Data extract: Begin

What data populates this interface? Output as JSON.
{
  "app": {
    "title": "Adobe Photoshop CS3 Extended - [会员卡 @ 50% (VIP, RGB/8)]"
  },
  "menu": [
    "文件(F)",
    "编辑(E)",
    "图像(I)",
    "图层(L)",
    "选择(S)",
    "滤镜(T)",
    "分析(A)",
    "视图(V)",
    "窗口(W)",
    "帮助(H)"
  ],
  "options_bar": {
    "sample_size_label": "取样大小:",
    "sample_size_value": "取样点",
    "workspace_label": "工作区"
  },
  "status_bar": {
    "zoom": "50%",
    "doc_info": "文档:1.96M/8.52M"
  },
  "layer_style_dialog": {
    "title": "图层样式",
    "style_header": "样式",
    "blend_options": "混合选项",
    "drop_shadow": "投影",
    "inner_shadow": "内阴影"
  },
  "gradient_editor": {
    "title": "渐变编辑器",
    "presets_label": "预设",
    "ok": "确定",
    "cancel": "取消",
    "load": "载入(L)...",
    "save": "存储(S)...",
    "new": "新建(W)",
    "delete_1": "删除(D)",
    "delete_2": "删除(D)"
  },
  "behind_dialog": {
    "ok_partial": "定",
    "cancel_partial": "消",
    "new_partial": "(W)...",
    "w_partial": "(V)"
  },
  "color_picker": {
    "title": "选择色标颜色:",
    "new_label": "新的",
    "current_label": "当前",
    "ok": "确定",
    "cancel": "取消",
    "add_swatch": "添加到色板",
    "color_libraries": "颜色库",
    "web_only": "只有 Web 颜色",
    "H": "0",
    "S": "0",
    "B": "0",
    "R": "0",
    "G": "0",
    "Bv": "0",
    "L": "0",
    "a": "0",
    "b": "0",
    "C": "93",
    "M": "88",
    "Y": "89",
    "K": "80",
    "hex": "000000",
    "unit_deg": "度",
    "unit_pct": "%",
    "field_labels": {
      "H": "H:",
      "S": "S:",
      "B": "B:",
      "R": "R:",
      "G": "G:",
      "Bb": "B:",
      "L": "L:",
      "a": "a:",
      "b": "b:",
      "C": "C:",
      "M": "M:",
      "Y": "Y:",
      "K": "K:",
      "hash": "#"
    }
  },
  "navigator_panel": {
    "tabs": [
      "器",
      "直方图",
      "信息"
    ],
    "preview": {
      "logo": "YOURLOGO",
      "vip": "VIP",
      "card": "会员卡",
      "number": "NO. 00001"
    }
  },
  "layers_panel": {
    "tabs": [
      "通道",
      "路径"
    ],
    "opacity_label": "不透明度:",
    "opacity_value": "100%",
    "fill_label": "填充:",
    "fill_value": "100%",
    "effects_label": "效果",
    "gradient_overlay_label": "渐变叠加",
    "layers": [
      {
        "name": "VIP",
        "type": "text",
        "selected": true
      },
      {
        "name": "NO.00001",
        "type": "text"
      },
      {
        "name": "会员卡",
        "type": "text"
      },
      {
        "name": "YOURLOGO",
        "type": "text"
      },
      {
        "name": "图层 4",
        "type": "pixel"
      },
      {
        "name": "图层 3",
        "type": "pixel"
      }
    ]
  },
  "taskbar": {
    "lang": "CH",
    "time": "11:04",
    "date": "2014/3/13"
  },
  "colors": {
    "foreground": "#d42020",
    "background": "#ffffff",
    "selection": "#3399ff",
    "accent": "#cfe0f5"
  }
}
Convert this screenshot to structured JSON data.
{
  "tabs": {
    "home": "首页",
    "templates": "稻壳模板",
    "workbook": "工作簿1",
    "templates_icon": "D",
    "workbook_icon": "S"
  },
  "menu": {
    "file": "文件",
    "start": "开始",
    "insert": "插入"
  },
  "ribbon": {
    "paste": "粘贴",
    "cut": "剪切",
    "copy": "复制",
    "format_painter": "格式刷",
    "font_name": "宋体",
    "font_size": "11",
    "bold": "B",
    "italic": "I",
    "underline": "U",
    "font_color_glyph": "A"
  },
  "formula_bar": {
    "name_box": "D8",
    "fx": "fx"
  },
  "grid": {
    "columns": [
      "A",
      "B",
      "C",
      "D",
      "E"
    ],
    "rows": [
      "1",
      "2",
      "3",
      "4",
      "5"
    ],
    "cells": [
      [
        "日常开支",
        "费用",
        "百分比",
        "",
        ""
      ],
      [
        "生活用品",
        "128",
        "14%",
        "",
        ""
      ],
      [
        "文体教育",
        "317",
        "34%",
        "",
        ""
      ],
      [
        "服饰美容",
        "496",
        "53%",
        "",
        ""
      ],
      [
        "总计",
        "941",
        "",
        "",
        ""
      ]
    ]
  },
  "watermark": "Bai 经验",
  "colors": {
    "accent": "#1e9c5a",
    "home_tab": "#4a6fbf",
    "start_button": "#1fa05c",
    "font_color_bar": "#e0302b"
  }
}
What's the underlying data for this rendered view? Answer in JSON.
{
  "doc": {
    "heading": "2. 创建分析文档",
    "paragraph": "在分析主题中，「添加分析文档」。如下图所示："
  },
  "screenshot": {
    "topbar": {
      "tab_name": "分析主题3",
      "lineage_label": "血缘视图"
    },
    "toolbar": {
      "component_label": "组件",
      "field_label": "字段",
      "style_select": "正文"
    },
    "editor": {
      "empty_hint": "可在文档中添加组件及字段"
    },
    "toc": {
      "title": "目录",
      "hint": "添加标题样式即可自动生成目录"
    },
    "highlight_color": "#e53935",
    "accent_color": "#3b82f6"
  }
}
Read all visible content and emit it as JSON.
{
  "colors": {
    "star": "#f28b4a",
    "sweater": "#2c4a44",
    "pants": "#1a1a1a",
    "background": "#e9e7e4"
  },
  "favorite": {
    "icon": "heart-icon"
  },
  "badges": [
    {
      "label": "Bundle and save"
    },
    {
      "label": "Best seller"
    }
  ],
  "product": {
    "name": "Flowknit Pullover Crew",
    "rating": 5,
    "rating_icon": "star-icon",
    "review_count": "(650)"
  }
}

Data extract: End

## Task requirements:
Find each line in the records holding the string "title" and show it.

## Worked solution:
    "title": "Adobe Photoshop CS3 Extended - [会员卡 @ 50% (VIP, RGB/8)]"
    "title": "图层样式",
    "title": "渐变编辑器",
    "title": "选择色标颜色:",
      "title": "目录",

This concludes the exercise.